## Work to complete
Could you give the records below again exactly as they stand?

(Beginning of Task input)

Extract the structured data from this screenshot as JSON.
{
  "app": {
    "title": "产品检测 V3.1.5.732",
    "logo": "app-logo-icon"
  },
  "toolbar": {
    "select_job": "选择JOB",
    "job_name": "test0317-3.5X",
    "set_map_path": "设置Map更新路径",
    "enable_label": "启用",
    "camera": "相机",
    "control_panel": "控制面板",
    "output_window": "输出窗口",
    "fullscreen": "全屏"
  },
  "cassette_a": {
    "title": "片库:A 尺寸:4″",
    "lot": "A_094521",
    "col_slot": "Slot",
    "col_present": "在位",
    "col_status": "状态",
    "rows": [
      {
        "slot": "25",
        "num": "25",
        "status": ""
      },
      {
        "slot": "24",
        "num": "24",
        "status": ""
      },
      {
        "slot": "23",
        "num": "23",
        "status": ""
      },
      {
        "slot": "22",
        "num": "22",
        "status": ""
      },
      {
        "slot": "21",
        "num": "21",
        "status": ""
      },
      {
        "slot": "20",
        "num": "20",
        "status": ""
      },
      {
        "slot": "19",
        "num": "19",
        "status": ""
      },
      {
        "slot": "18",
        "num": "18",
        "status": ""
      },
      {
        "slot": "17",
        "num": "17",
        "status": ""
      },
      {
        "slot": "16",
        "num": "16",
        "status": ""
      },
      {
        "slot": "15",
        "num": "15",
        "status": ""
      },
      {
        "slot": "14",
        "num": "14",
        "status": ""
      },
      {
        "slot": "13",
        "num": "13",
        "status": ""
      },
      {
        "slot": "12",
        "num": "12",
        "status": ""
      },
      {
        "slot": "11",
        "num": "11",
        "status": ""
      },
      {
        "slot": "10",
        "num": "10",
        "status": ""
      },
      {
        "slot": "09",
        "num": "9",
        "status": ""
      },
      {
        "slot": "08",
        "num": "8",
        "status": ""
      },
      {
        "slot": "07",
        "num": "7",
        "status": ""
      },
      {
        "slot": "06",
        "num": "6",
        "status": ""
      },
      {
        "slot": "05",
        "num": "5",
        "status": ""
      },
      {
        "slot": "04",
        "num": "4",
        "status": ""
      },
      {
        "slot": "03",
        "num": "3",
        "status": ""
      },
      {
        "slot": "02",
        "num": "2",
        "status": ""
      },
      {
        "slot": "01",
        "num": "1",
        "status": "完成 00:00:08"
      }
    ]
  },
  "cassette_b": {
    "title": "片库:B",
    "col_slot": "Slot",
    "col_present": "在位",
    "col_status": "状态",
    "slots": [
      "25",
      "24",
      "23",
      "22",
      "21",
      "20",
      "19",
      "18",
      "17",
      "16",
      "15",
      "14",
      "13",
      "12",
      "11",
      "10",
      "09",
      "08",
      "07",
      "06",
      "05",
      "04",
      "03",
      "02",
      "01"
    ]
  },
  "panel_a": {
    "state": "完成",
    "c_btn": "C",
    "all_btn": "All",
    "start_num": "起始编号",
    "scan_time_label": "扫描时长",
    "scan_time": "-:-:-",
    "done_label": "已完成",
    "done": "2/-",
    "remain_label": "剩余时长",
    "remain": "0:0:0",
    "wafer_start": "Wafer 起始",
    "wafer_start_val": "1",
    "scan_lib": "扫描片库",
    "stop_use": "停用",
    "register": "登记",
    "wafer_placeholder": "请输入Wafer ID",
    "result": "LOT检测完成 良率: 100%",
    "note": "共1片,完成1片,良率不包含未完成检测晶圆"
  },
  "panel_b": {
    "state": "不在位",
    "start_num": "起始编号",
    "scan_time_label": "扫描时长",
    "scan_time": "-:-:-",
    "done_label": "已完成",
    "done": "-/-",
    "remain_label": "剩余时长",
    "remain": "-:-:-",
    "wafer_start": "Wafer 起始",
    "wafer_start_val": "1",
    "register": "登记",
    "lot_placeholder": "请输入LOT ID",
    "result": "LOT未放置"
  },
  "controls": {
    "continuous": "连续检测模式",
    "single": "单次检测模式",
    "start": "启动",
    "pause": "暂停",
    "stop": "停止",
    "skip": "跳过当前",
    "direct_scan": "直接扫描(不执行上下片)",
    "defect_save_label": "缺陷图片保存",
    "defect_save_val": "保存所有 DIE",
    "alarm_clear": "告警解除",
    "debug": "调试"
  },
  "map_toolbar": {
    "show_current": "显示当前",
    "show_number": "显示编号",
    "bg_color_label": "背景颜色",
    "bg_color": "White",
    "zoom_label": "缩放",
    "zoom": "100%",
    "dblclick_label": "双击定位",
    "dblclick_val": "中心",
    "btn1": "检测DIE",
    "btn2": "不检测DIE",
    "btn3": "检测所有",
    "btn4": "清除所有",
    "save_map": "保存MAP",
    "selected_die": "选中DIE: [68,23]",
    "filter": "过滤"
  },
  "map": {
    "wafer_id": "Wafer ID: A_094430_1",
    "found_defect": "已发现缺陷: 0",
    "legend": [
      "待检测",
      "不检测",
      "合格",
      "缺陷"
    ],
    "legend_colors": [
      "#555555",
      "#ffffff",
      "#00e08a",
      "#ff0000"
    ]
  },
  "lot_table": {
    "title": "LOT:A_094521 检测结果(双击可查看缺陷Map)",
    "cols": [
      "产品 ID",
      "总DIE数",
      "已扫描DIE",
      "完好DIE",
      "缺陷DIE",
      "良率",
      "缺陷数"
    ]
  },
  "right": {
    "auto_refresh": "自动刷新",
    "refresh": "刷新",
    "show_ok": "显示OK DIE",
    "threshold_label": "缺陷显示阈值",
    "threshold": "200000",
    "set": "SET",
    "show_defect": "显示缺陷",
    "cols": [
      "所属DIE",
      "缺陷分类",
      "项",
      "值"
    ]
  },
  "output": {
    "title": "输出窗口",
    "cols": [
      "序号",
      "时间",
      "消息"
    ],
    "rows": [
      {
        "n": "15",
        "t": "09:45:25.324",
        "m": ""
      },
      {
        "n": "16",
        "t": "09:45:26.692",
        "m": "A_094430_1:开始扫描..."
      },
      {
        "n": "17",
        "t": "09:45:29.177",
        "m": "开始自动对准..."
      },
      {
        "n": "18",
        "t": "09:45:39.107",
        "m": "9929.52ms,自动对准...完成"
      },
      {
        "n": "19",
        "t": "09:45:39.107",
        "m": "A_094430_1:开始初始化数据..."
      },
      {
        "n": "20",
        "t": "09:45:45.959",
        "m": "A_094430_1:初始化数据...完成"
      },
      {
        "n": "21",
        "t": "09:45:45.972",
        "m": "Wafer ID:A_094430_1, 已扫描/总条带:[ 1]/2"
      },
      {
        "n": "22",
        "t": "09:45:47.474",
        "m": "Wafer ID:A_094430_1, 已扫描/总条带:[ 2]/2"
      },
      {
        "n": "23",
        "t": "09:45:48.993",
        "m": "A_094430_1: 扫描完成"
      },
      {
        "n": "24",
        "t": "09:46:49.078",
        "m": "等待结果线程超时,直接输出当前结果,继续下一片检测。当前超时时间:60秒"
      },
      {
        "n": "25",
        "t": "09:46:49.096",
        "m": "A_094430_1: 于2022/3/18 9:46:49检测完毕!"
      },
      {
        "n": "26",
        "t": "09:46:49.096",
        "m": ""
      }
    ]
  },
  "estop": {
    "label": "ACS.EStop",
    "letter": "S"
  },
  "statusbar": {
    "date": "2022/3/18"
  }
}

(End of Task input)

## Response to the exercise
Extract the structured data from this screenshot as JSON.
{
  "app": {
    "title": "产品检测 V3.1.5.732",
    "logo": "app-logo-icon"
  },
  "toolbar": {
    "select_job": "选择JOB",
    "job_name": "test0317-3.5X",
    "set_map_path": "设置Map更新路径",
    "enable_label": "启用",
    "camera": "相机",
    "control_panel": "控制面板",
    "output_window": "输出窗口",
    "fullscreen": "全屏"
  },
  "cassette_a": {
    "title": "片库:A 尺寸:4″",
    "lot": "A_094521",
    "col_slot": "Slot",
    "col_present": "在位",
    "col_status": "状态",
    "rows": [
      {
        "slot": "25",
        "num": "25",
        "status": ""
      },
      {
        "slot": "24",
        "num": "24",
        "status": ""
      },
      {
        "slot": "23",
        "num": "23",
        "status": ""
      },
      {
        "slot": "22",
        "num": "22",
        "status": ""
      },
      {
        "slot": "21",
        "num": "21",
        "status": ""
      },
      {
        "slot": "20",
        "num": "20",
        "status": ""
      },
      {
        "slot": "19",
        "num": "19",
        "status": ""
      },
      {
        "slot": "18",
        "num": "18",
        "status": ""
      },
      {
        "slot": "17",
        "num": "17",
        "status": ""
      },
      {
        "slot": "16",
        "num": "16",
        "status": ""
      },
      {
        "slot": "15",
        "num": "15",
        "status": ""
      },
      {
        "slot": "14",
        "num": "14",
        "status": ""
      },
      {
        "slot": "13",
        "num": "13",
        "status": ""
      },
      {
        "slot": "12",
        "num": "12",
        "status": ""
      },
      {
        "slot": "11",
        "num": "11",
        "status": ""
      },
      {
        "slot": "10",
        "num": "10",
        "status": ""
      },
      {
        "slot": "09",
        "num": "9",
        "status": ""
      },
      {
        "slot": "08",
        "num": "8",
        "status": ""
      },
      {
        "slot": "07",
        "num": "7",
        "status": ""
      },
      {
        "slot": "06",
        "num": "6",
        "status": ""
      },
      {
        "slot": "05",
        "num": "5",
        "status": ""
      },
      {
        "slot": "04",
        "num": "4",
        "status": ""
      },
      {
        "slot": "03",
        "num": "3",
        "status": ""
      },
      {
        "slot": "02",
        "num": "2",
        "status": ""
      },
      {
        "slot": "01",
        "num": "1",
        "status": "完成 00:00:08"
      }
    ]
  },
  "cassette_b": {
    "title": "片库:B",
    "col_slot": "Slot",
    "col_present": "在位",
    "col_status": "状态",
    "slots": [
      "25",
      "24",
      "23",
      "22",
      "21",
      "20",
      "19",
      "18",
      "17",
      "16",
      "15",
      "14",
      "13",
      "12",
      "11",
      "10",
      "09",
      "08",
      "07",
      "06",
      "05",
      "04",
      "03",
      "02",
      "01"
    ]
  },
  "panel_a": {
    "state": "完成",
    "c_btn": "C",
    "all_btn": "All",
    "start_num": "起始编号",
    "scan_time_label": "扫描时长",
    "scan_time": "-:-:-",
    "done_label": "已完成",
    "done": "2/-",
    "remain_label": "剩余时长",
    "remain": "0:0:0",
    "wafer_start": "Wafer 起始",
    "wafer_start_val": "1",
    "scan_lib": "扫描片库",
    "stop_use": "停用",
    "register": "登记",
    "wafer_placeholder": "请输入Wafer ID",
    "result": "LOT检测完成 良率: 100%",
    "note": "共1片,完成1片,良率不包含未完成检测晶圆"
  },
  "panel_b": {
    "state": "不在位",
    "start_num": "起始编号",
    "scan_time_label": "扫描时长",
    "scan_time": "-:-:-",
    "done_label": "已完成",
    "done": "-/-",
    "remain_label": "剩余时长",
    "remain": "-:-:-",
    "wafer_start": "Wafer 起始",
    "wafer_start_val": "1",
    "register": "登记",
    "lot_placeholder": "请输入LOT ID",
    "result": "LOT未放置"
  },
  "controls": {
    "continuous": "连续检测模式",
    "single": "单次检测模式",
    "start": "启动",
    "pause": "暂停",
    "stop": "停止",
    "skip": "跳过当前",
    "direct_scan": "直接扫描(不执行上下片)",
    "defect_save_label": "缺陷图片保存",
    "defect_save_val": "保存所有 DIE",
    "alarm_clear": "告警解除",
    "debug": "调试"
  },
  "map_toolbar": {
    "show_current": "显示当前",
    "show_number": "显示编号",
    "bg_color_label": "背景颜色",
    "bg_color": "White",
    "zoom_label": "缩放",
    "zoom": "100%",
    "dblclick_label": "双击定位",
    "dblclick_val": "中心",
    "btn1": "检测DIE",
    "btn2": "不检测DIE",
    "btn3": "检测所有",
    "btn4": "清除所有",
    "save_map": "保存MAP",
    "selected_die": "选中DIE: [68,23]",
    "filter": "过滤"
  },
  "map": {
    "wafer_id": "Wafer ID: A_094430_1",
    "found_defect": "已发现缺陷: 0",
    "legend": [
      "待检测",
      "不检测",
      "合格",
      "缺陷"
    ],
    "legend_colors": [
      "#555555",
      "#ffffff",
      "#00e08a",
      "#ff0000"
    ]
  },
  "lot_table": {
    "title": "LOT:A_094521 检测结果(双击可查看缺陷Map)",
    "cols": [
      "产品 ID",
      "总DIE数",
      "已扫描DIE",
      "完好DIE",
      "缺陷DIE",
      "良率",
      "缺陷数"
    ]
  },
  "right": {
    "auto_refresh": "自动刷新",
    "refresh": "刷新",
    "show_ok": "显示OK DIE",
    "threshold_label": "缺陷显示阈值",
    "threshold": "200000",
    "set": "SET",
    "show_defect": "显示缺陷",
    "cols": [
      "所属DIE",
      "缺陷分类",
      "项",
      "值"
    ]
  },
  "output": {
    "title": "输出窗口",
    "cols": [
      "序号",
      "时间",
      "消息"
    ],
    "rows": [
      {
        "n": "15",
        "t": "09:45:25.324",
        "m": ""
      },
      {
        "n": "16",
        "t": "09:45:26.692",
        "m": "A_094430_1:开始扫描..."
      },
      {
        "n": "17",
        "t": "09:45:29.177",
        "m": "开始自动对准..."
      },
      {
        "n": "18",
        "t": "09:45:39.107",
        "m": "9929.52ms,自动对准...完成"
      },
      {
        "n": "19",
        "t": "09:45:39.107",
        "m": "A_094430_1:开始初始化数据..."
      },
      {
        "n": "20",
        "t": "09:45:45.959",
        "m": "A_094430_1:初始化数据...完成"
      },
      {
        "n": "21",
        "t": "09:45:45.972",
        "m": "Wafer ID:A_094430_1, 已扫描/总条带:[ 1]/2"
      },
      {
        "n": "22",
        "t": "09:45:47.474",
        "m": "Wafer ID:A_094430_1, 已扫描/总条带:[ 2]/2"
      },
      {
        "n": "23",
        "t": "09:45:48.993",
        "m": "A_094430_1: 扫描完成"
      },
      {
        "n": "24",
        "t": "09:46:49.078",
        "m": "等待结果线程超时,直接输出当前结果,继续下一片检测。当前超时时间:60秒"
      },
      {
        "n": "25",
        "t": "09:46:49.096",
        "m": "A_094430_1: 于2022/3/18 9:46:49检测完毕!"
      },
      {
        "n": "26",
        "t": "09:46:49.096",
        "m": ""
      }
    ]
  },
  "estop": {
    "label": "ACS.EStop",
    "letter": "S"
  },
  "statusbar": {
    "date": "2022/3/18"
  }
}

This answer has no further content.